As far as Victoria and Britt…Again, similar splitting of the difference. Journalism by its very nature is intrusive – it’s meant to be. The bargain any artist makes with the media is that by giving away a certain amount of privacy they’ll receive a certain amount of benefit resulting from coverage. The individual artists draw their lines, journalists are independent and therefore entitled to explore, question, find other routes to clear understanding. The ‘quest for the truth’ doesn’t negate them receiving blame for the harm that the truth can cause. Revealing someone as a killer obviously hurts their family, their friends – but there’s a greater good at play. Music biography, a trickier field. Instinctively I’d hate it if the only biography permitted was the sugar-coated faux-honesty of artists telling their own tale – they’re entitled to try but I think most artists are flippant, deceptive, sometimes blind. We all are – it’s human to underplay or reinterpret one’s sins.
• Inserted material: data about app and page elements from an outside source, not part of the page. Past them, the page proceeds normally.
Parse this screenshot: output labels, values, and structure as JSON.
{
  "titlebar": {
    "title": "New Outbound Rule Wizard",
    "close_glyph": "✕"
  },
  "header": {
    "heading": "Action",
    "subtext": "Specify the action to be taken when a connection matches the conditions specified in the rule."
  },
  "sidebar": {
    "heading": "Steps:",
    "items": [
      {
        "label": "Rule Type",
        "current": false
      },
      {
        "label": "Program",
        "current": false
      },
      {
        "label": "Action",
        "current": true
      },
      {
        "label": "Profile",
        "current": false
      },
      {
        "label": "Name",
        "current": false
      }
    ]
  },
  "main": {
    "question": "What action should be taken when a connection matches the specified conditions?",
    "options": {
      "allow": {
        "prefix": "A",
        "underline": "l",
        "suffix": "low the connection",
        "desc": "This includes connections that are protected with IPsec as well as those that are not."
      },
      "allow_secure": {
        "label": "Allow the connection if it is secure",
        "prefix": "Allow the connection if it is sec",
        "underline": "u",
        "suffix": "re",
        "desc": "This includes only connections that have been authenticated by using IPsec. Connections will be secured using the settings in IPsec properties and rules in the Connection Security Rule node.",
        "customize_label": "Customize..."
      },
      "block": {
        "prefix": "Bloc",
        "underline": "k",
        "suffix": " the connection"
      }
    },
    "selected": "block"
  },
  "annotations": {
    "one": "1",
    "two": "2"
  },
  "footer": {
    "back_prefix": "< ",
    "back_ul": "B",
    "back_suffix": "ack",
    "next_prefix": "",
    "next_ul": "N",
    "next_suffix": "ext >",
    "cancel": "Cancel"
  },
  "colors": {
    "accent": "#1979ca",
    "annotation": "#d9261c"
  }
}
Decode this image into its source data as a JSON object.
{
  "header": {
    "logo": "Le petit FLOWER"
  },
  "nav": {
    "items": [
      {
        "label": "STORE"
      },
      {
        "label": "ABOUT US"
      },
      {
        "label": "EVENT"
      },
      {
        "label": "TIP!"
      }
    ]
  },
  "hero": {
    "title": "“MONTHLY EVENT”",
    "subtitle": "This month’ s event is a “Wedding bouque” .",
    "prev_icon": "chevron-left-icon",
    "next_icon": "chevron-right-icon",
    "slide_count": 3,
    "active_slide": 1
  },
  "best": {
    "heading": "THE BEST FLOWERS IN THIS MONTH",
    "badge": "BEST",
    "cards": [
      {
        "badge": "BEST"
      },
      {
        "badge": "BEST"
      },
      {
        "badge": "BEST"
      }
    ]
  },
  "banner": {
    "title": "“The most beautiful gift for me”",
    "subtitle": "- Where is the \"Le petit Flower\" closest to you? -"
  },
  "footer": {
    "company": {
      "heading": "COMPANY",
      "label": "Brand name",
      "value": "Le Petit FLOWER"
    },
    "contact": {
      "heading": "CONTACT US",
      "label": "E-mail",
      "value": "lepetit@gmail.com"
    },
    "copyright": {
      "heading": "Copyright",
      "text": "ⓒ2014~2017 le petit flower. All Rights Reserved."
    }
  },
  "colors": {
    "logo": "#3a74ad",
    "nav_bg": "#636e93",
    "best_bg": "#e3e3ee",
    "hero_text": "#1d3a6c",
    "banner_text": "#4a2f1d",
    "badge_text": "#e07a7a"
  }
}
I can’t imagine Victoria or Britt gathered anything other than the truth about the situation around the Cobains; that Courtney Love had made herself a less than beloved figure long before meeting Kurt Cobain, that drugs were a major part of the scene around both people, that Cobain was on drugs throughout the pregnancy, that Courtney came off as soon as she knew but it’s hard to believe there wasn’t some blurring of early lines while still ignorant and still kicking. Revealing the views of others wouldn’t have been flattering, but wouldn’t have been dishonest either. The band’s lack of cooperation certainly didn’t help the situation – in a way it’s a shame they didn’t continue given Lime Lizard had followed Nirvana from their early days around the 1989 European tour, it may have been nice to see someone from the indie publishing world rather than the corporate music press create the first authorised biography of Nirvana.
End result? I think Victoria Clarke’s blog piece summarises things nicely. That it was grim on every front – that no one emerged untarnished or totally spotless. As a fan of Nirvana, therefore a fan of Kurt Cobain, I never want to turn admiration for someone’s creative works, or an attempt to understand a person one admires much of the time, into an application for sainthood (bleugh!) A recording like this is a good reminder that everyone has times they’re not all they are at their best – I wouldn’t wish you to see me at my worst either. It’s a grim recording, but a human one and a nice reply to the less balanced, more gushing end of Nirvana coverage and writing. A specific moment in time caught forever.